- **Recorded data**:
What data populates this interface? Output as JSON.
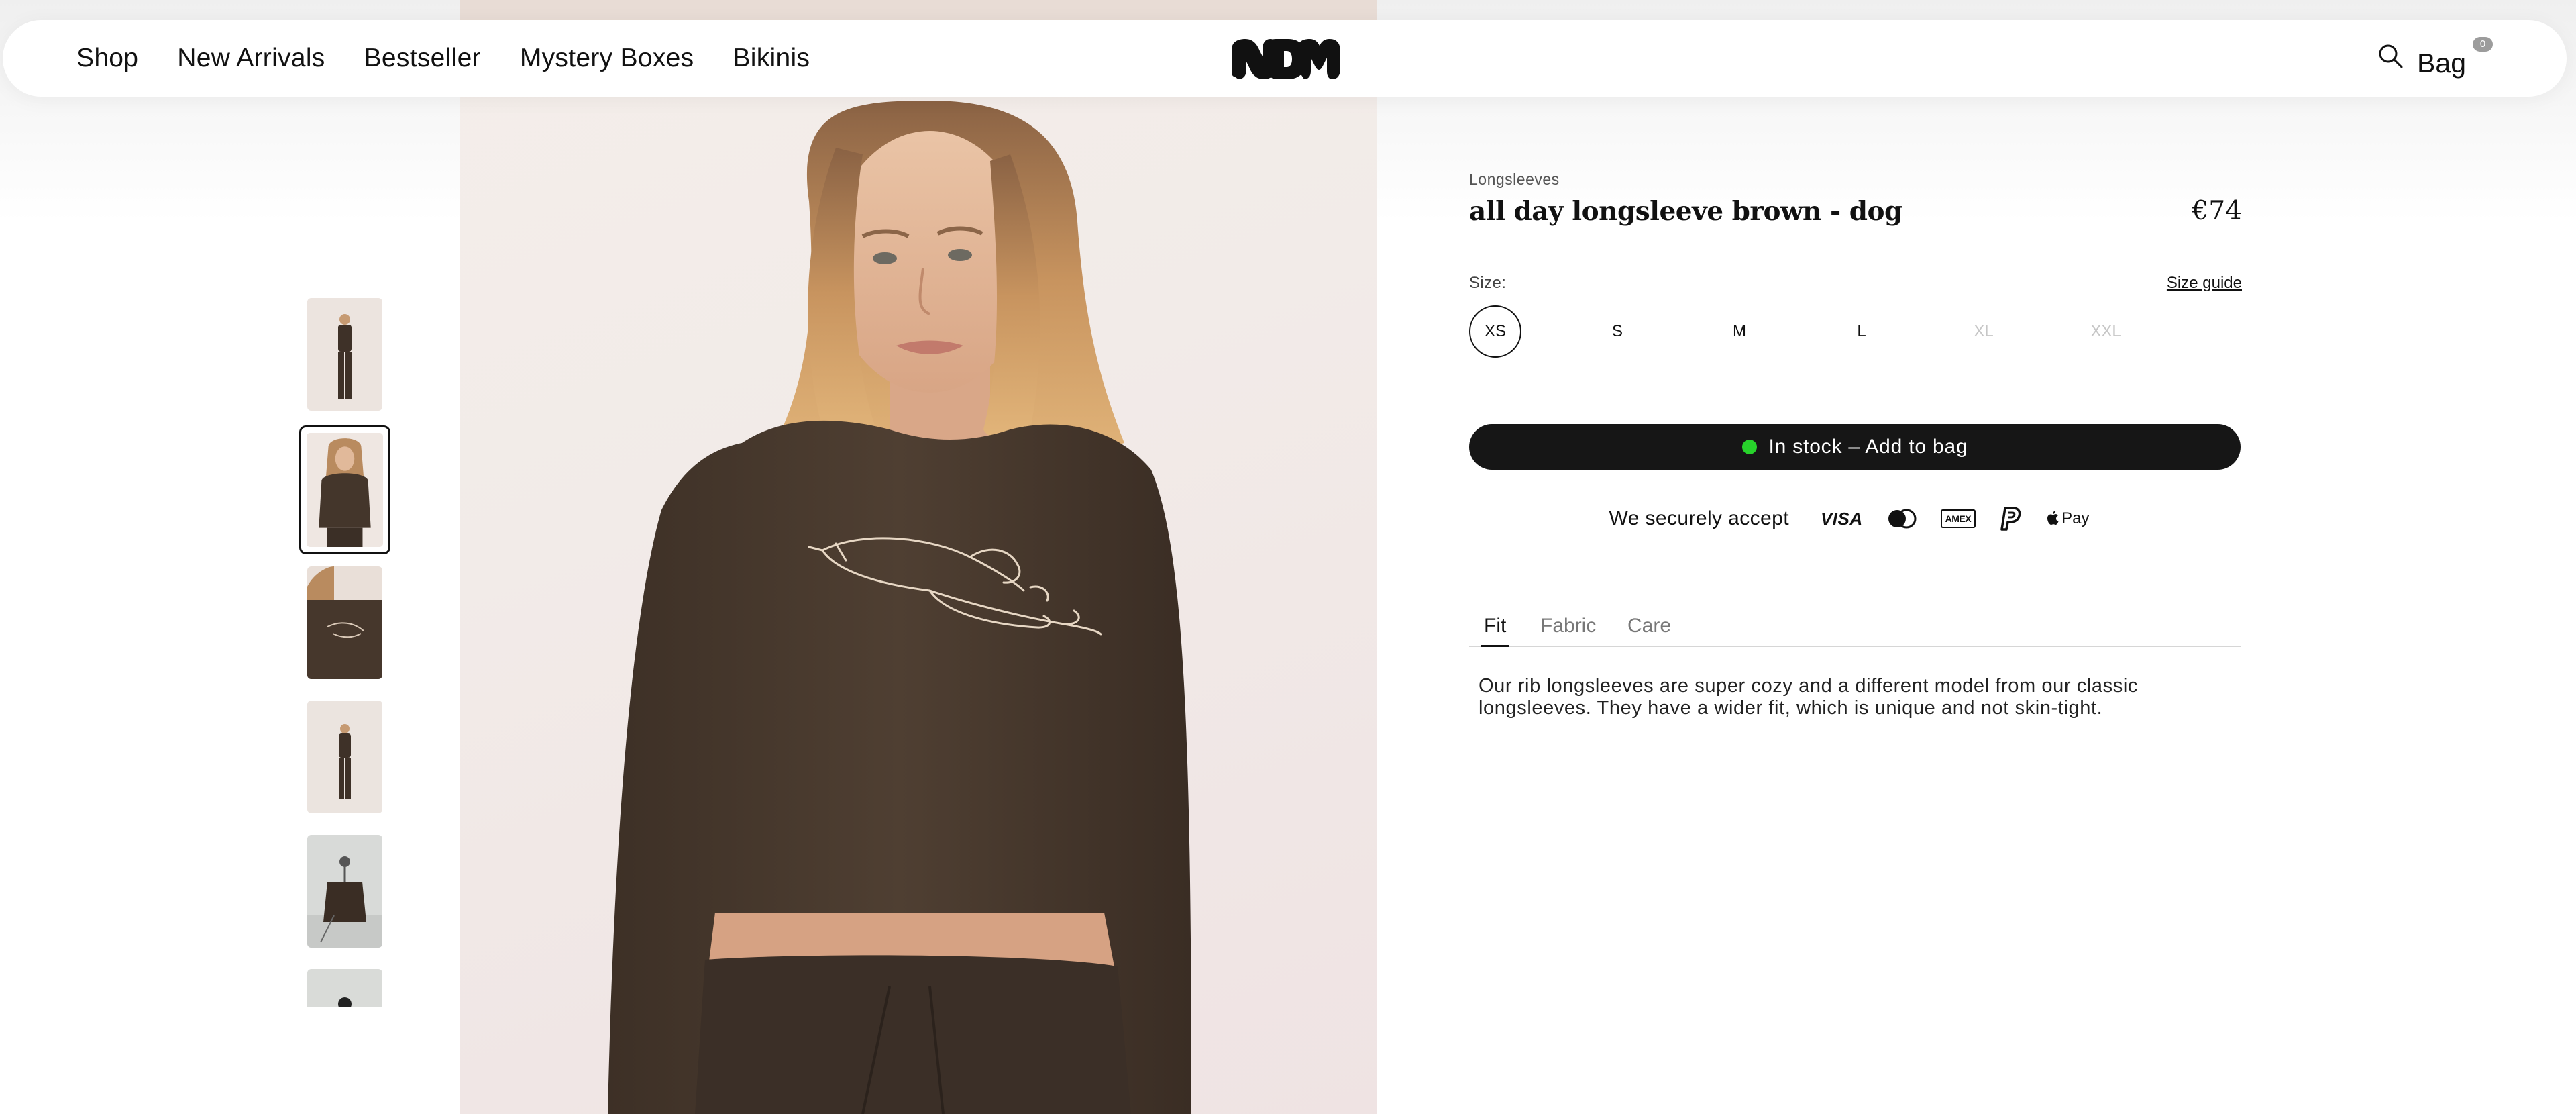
{
  "nav": {
    "items": [
      "Shop",
      "New Arrivals",
      "Bestseller",
      "Mystery Boxes",
      "Bikinis"
    ],
    "logo_text": "NDM",
    "bag_label": "Bag",
    "bag_count": "0",
    "search_icon": "search-icon"
  },
  "gallery": {
    "thumbnail_count": 6,
    "active_thumbnail": 2
  },
  "product": {
    "category": "Longsleeves",
    "title": "all day longsleeve brown - dog",
    "price": "€74",
    "size_label": "Size:",
    "size_guide": "Size guide",
    "sizes": [
      {
        "label": "XS",
        "state": "selected"
      },
      {
        "label": "S",
        "state": "available"
      },
      {
        "label": "M",
        "state": "available"
      },
      {
        "label": "L",
        "state": "available"
      },
      {
        "label": "XL",
        "state": "unavailable"
      },
      {
        "label": "XXL",
        "state": "unavailable"
      }
    ],
    "add_to_bag": "In stock – Add to bag",
    "stock_color": "#27d22b",
    "payments_label": "We securely accept",
    "payment_methods": [
      "visa-icon",
      "mastercard-icon",
      "amex-icon",
      "paypal-icon",
      "apple-pay-icon"
    ],
    "visa_text": "VISA",
    "amex_text": "AMEX",
    "applepay_text": "Pay",
    "tabs": [
      "Fit",
      "Fabric",
      "Care"
    ],
    "active_tab": "Fit",
    "description": "Our rib longsleeves are super cozy and a different model from our classic longsleeves. They have a wider fit, which is unique and not skin-tight."
  },
  "colors": {
    "button_bg": "#161616",
    "shirt": "#4a3a2e",
    "background": "#ffffff"
  }
}
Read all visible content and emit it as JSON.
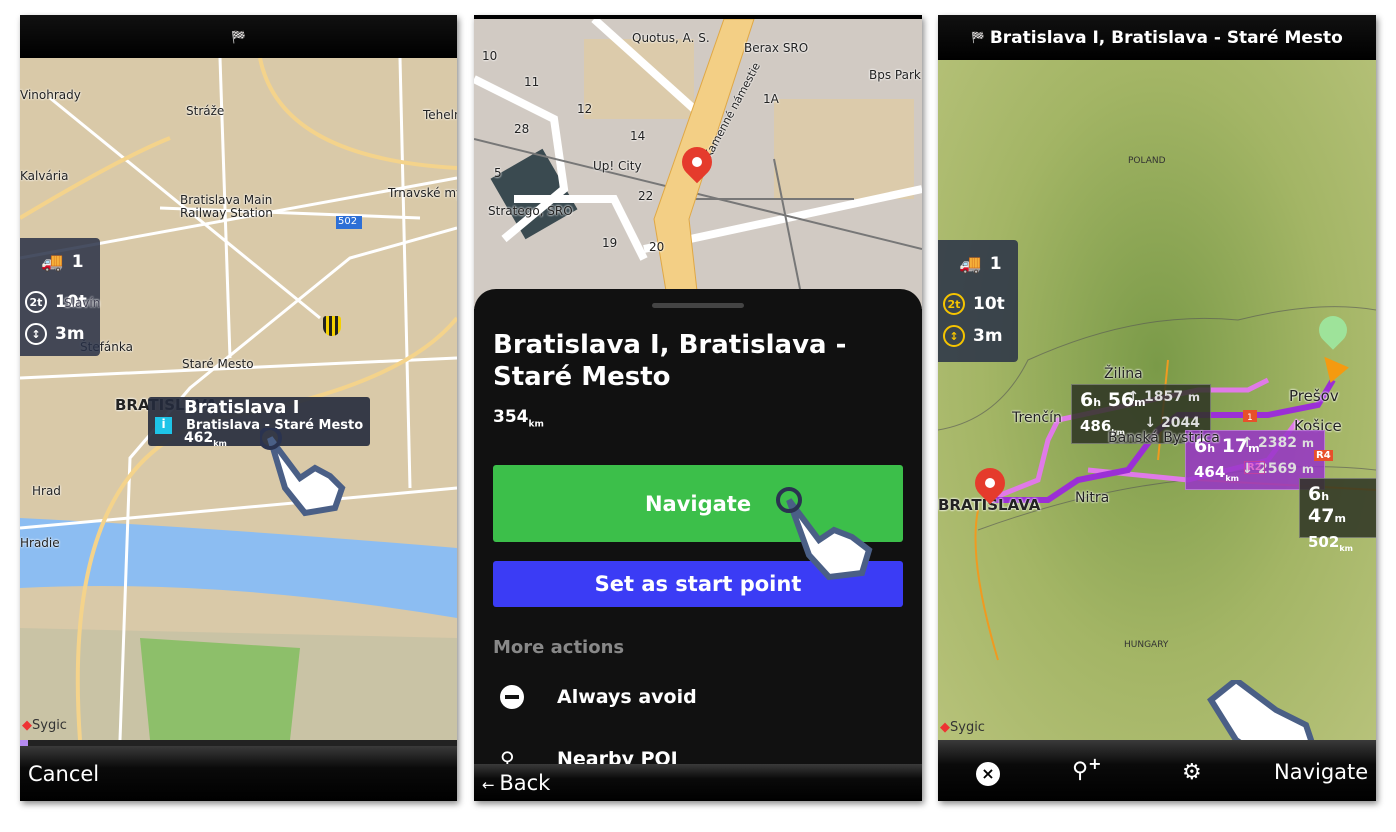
{
  "panel1": {
    "top_icon": "checkered-flag-icon",
    "map_labels": [
      "Vinohrady",
      "Stráže",
      "Tehelné",
      "Kalvária",
      "Bratislava Main Railway Station",
      "Trnavské mýto",
      "502",
      "Slavín",
      "Štefánka",
      "Staré Mesto",
      "BRATISLAVA",
      "Hrad",
      "Hradie"
    ],
    "truck": {
      "axles": "1",
      "weight": "10t",
      "weight_badge": "2t",
      "height": "3m"
    },
    "popup": {
      "title": "Bratislava I",
      "subtitle": "Bratislava - Staré Mesto",
      "distance": "462",
      "distance_unit": "km"
    },
    "logo": "Sygic",
    "cancel_label": "Cancel"
  },
  "panel2": {
    "map_labels": [
      "Quotus, A. S.",
      "Berax SRO",
      "Bps Park",
      "10",
      "11",
      "12",
      "14",
      "28",
      "5",
      "1A",
      "Up! City",
      "Kamenné námestie",
      "Stratego, SRO",
      "22",
      "19",
      "20"
    ],
    "sheet": {
      "title": "Bratislava I, Bratislava - Staré Mesto",
      "distance": "354",
      "distance_unit": "km",
      "navigate_label": "Navigate",
      "start_point_label": "Set as start point",
      "more_actions_label": "More actions",
      "actions": [
        {
          "label": "Always avoid",
          "icon": "minus-circle-icon"
        },
        {
          "label": "Nearby POI",
          "icon": "search-icon"
        }
      ]
    },
    "back_label": "Back",
    "colors": {
      "navigate": "#3cbf4a",
      "start_point": "#3b3cf5"
    }
  },
  "panel3": {
    "title": "Bratislava I, Bratislava - Staré Mesto",
    "map_labels": [
      "POLAND",
      "Žilina",
      "Trenčín",
      "Banská Bystrica",
      "Nitra",
      "Prešov",
      "Košice",
      "BRATISLAVA",
      "HUNGARY"
    ],
    "truck": {
      "axles": "1",
      "weight": "10t",
      "weight_badge": "2t",
      "height": "3m"
    },
    "routes": [
      {
        "time_h": "6",
        "time_m": "56",
        "distance": "486",
        "ascent": "1857",
        "descent": "2044"
      },
      {
        "time_h": "6",
        "time_m": "17",
        "distance": "464",
        "ascent": "2382",
        "descent": "2569"
      },
      {
        "time_h": "6",
        "time_m": "47",
        "distance": "502"
      }
    ],
    "road_badges": [
      "1",
      "R2",
      "R4"
    ],
    "logo": "Sygic",
    "toolbar": {
      "cancel_icon": "close-circle-icon",
      "add_waypoint_icon": "add-location-icon",
      "settings_icon": "gear-icon",
      "navigate_label": "Navigate"
    },
    "colors": {
      "route_selected": "#9b2fd6",
      "route_alt": "#e07ae8"
    }
  }
}
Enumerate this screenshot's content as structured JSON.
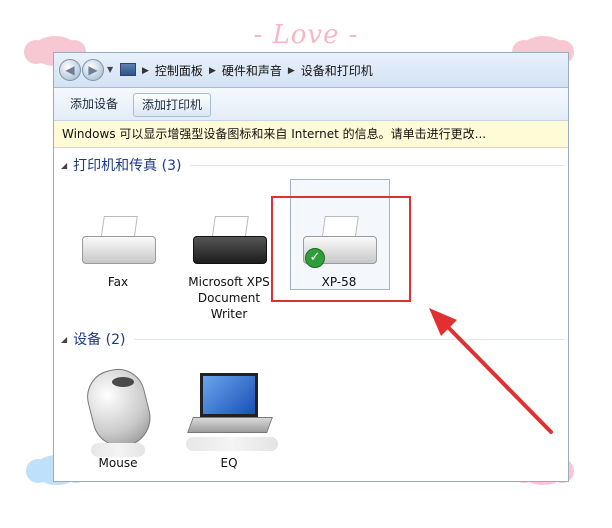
{
  "decor": {
    "title": "- Love -"
  },
  "window": {
    "breadcrumb": [
      "控制面板",
      "硬件和声音",
      "设备和打印机"
    ],
    "toolbar": {
      "add_device": "添加设备",
      "add_printer": "添加打印机"
    },
    "infobar": "Windows 可以显示增强型设备图标和来自 Internet 的信息。请单击进行更改...",
    "groups": {
      "printers": {
        "header": "打印机和传真 (3)",
        "items": [
          {
            "label": "Fax",
            "icon": "fax-icon"
          },
          {
            "label": "Microsoft XPS Document Writer",
            "icon": "printer-icon"
          },
          {
            "label": "XP-58",
            "icon": "printer-default-icon",
            "default": true
          }
        ]
      },
      "devices": {
        "header": "设备 (2)",
        "items": [
          {
            "label": "Mouse",
            "icon": "mouse-icon"
          },
          {
            "label": "EQ",
            "icon": "laptop-icon"
          }
        ]
      }
    }
  },
  "colors": {
    "highlight_box": "#e0302f",
    "arrow": "#e0302f",
    "group_header": "#1e3a8a"
  }
}
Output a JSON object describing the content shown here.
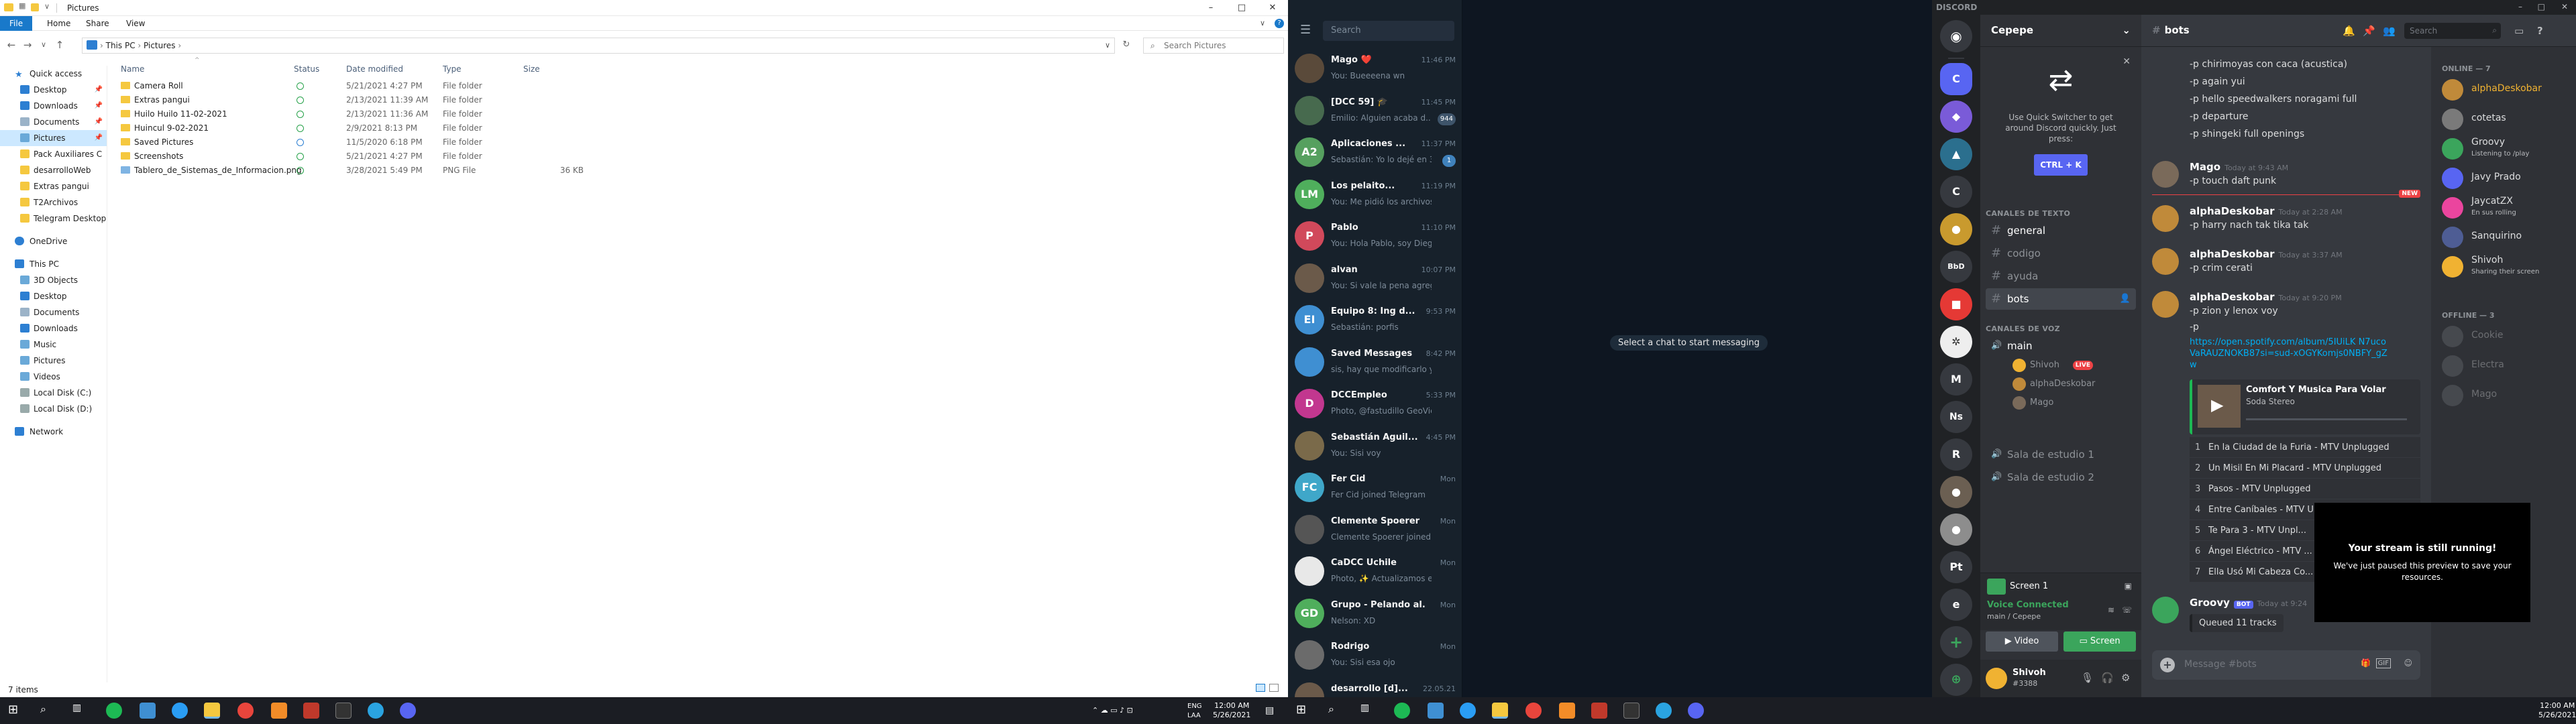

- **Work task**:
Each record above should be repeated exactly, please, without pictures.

- **Answer below**:
What data populates this interface? Output as JSON.
{
  "nav": {
    "items": [
      "Shop",
      "New Arrivals",
      "Bestseller",
      "Mystery Boxes",
      "Bikinis"
    ],
    "logo_text": "NDM",
    "bag_label": "Bag",
    "bag_count": "0",
    "search_icon": "search-icon"
  },
  "gallery": {
    "thumbnail_count": 6,
    "active_thumbnail": 2
  },
  "product": {
    "category": "Longsleeves",
    "title": "all day longsleeve brown - dog",
    "price": "€74",
    "size_label": "Size:",
    "size_guide": "Size guide",
    "sizes": [
      {
        "label": "XS",
        "state": "selected"
      },
      {
        "label": "S",
        "state": "available"
      },
      {
        "label": "M",
        "state": "available"
      },
      {
        "label": "L",
        "state": "available"
      },
      {
        "label": "XL",
        "state": "unavailable"
      },
      {
        "label": "XXL",
        "state": "unavailable"
      }
    ],
    "add_to_bag": "In stock – Add to bag",
    "stock_color": "#27d22b",
    "payments_label": "We securely accept",
    "payment_methods": [
      "visa-icon",
      "mastercard-icon",
      "amex-icon",
      "paypal-icon",
      "apple-pay-icon"
    ],
    "visa_text": "VISA",
    "amex_text": "AMEX",
    "applepay_text": "Pay",
    "tabs": [
      "Fit",
      "Fabric",
      "Care"
    ],
    "active_tab": "Fit",
    "description": "Our rib longsleeves are super cozy and a different model from our classic longsleeves. They have a wider fit, which is unique and not skin-tight."
  },
  "colors": {
    "button_bg": "#161616",
    "shirt": "#4a3a2e",
    "background": "#ffffff"
  }
}
Read all visible content and emit it as JSON.
{
  "panel1": {
    "top_icon": "checkered-flag-icon",
    "map_labels": [
      "Vinohrady",
      "Stráže",
      "Tehelné",
      "Kalvária",
      "Bratislava Main Railway Station",
      "Trnavské mýto",
      "502",
      "Slavín",
      "Štefánka",
      "Staré Mesto",
      "BRATISLAVA",
      "Hrad",
      "Hradie"
    ],
    "truck": {
      "axles": "1",
      "weight": "10t",
      "weight_badge": "2t",
      "height": "3m"
    },
    "popup": {
      "title": "Bratislava I",
      "subtitle": "Bratislava - Staré Mesto",
      "distance": "462",
      "distance_unit": "km"
    },
    "logo": "Sygic",
    "cancel_label": "Cancel"
  },
  "panel2": {
    "map_labels": [
      "Quotus, A. S.",
      "Berax SRO",
      "Bps Park",
      "10",
      "11",
      "12",
      "14",
      "28",
      "5",
      "1A",
      "Up! City",
      "Kamenné námestie",
      "Stratego, SRO",
      "22",
      "19",
      "20"
    ],
    "sheet": {
      "title": "Bratislava I, Bratislava - Staré Mesto",
      "distance": "354",
      "distance_unit": "km",
      "navigate_label": "Navigate",
      "start_point_label": "Set as start point",
      "more_actions_label": "More actions",
      "actions": [
        {
          "label": "Always avoid",
          "icon": "minus-circle-icon"
        },
        {
          "label": "Nearby POI",
          "icon": "search-icon"
        }
      ]
    },
    "back_label": "Back",
    "colors": {
      "navigate": "#3cbf4a",
      "start_point": "#3b3cf5"
    }
  },
  "panel3": {
    "title": "Bratislava I, Bratislava - Staré Mesto",
    "map_labels": [
      "POLAND",
      "Žilina",
      "Trenčín",
      "Banská Bystrica",
      "Nitra",
      "Prešov",
      "Košice",
      "BRATISLAVA",
      "HUNGARY"
    ],
    "truck": {
      "axles": "1",
      "weight": "10t",
      "weight_badge": "2t",
      "height": "3m"
    },
    "routes": [
      {
        "time_h": "6",
        "time_m": "56",
        "distance": "486",
        "ascent": "1857",
        "descent": "2044"
      },
      {
        "time_h": "6",
        "time_m": "17",
        "distance": "464",
        "ascent": "2382",
        "descent": "2569"
      },
      {
        "time_h": "6",
        "time_m": "47",
        "distance": "502"
      }
    ],
    "road_badges": [
      "1",
      "R2",
      "R4"
    ],
    "logo": "Sygic",
    "toolbar": {
      "cancel_icon": "close-circle-icon",
      "add_waypoint_icon": "add-location-icon",
      "settings_icon": "gear-icon",
      "navigate_label": "Navigate"
    },
    "colors": {
      "route_selected": "#9b2fd6",
      "route_alt": "#e07ae8"
    }
  }
}
Enumerate this screenshot's content as structured JSON.
{
  "decor": {
    "title": "- Love -"
  },
  "window": {
    "breadcrumb": [
      "控制面板",
      "硬件和声音",
      "设备和打印机"
    ],
    "toolbar": {
      "add_device": "添加设备",
      "add_printer": "添加打印机"
    },
    "infobar": "Windows 可以显示增强型设备图标和来自 Internet 的信息。请单击进行更改...",
    "groups": {
      "printers": {
        "header": "打印机和传真 (3)",
        "items": [
          {
            "label": "Fax",
            "icon": "fax-icon"
          },
          {
            "label": "Microsoft XPS Document Writer",
            "icon": "printer-icon"
          },
          {
            "label": "XP-58",
            "icon": "printer-default-icon",
            "default": true
          }
        ]
      },
      "devices": {
        "header": "设备 (2)",
        "items": [
          {
            "label": "Mouse",
            "icon": "mouse-icon"
          },
          {
            "label": "EQ",
            "icon": "laptop-icon"
          }
        ]
      }
    }
  },
  "colors": {
    "highlight_box": "#e0302f",
    "arrow": "#e0302f",
    "group_header": "#1e3a8a"
  }
}
Output a JSON object describing the content shown here.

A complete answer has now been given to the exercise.